Cave popcorn, or coralloids, are small nodes of calcite, aragonite or gypsum that form on surfaces in caves, especially limestone caves. They are a common type of speleothem.
The individual nodules of cave popcorn range in size from 5 to 20 mm and may be decorated by other speleothems, especially aragonite needles or frostwork. The nodules tend to grow in clusters on bedrock or the sides of other speleothems. These clusters may terminate suddenly in either an upward or downward direction, forming a stratographic layer. When they terminate in a downward direction, they may appear as flat bottomed formations known as trays.
Individual nodes of popcorn can assume a variety of shapes from round to flattened ear or button like shapes.
The color of cave popcorn is usually white, but various other colors are possible depending on the composition.

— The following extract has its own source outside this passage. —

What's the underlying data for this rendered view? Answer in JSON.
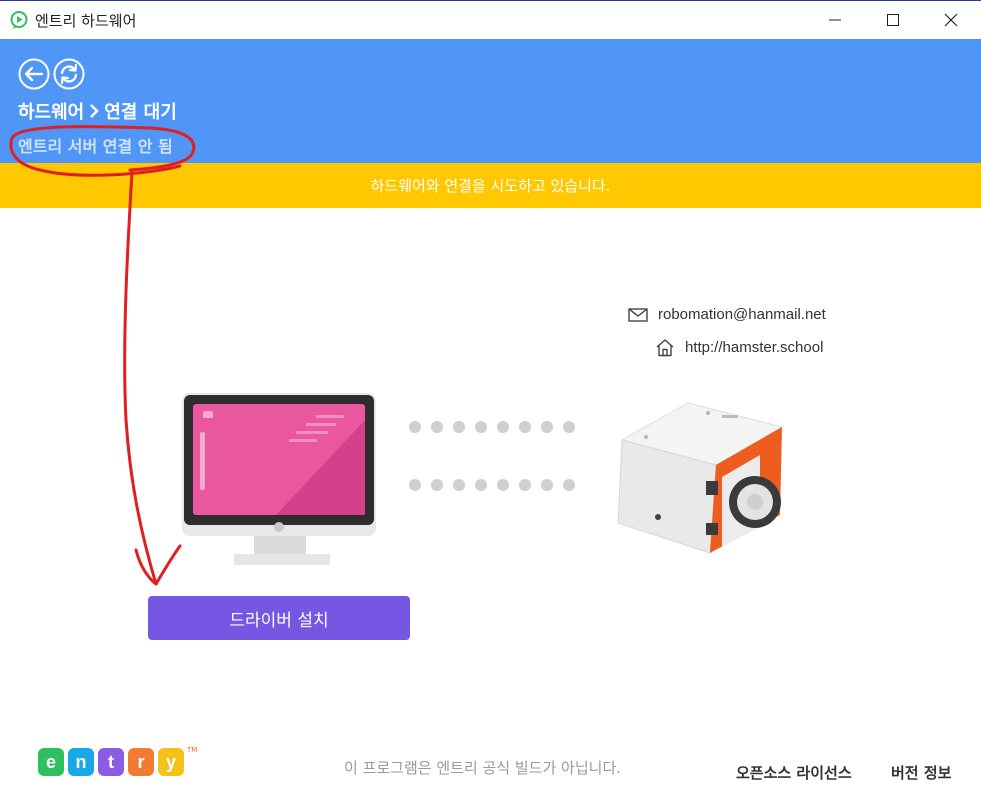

Cave popcorn can form by precipitation. Water seeping through limestone walls or splashing onto them leaves deposits when CO2 loss causes its minerals to precipitate. When formed in this way, the resultant nodules have the characteristics of small balls of flowstone.
Cave popcorn can also form by evaporation in which case it is chalky and white like edible popcorn. In the right conditions, evaporative cave popcorn may grow on the windward side of the surface to which it is attached or appear on the edges of projecting surfaces.
Popcorn can also occur on concrete structures outside the cave environment; these are classified as calthemite coralloids. Calthemite coralloids also occur in "artificial caves", such as mines, railways or vehicle tunnels where there is a source of lime, mortar or cement from which the calcium ions can be leached.
Coralloids can form by a number of different methods in caves; however, the most common form on concrete is created when a hyperalkaline solution seeps from fine cracks. Due to solution evaporation, deposition of calcium carbonate occurs before any drop can form. The resulting coralloids are small and chalky with a cauliflower appearance.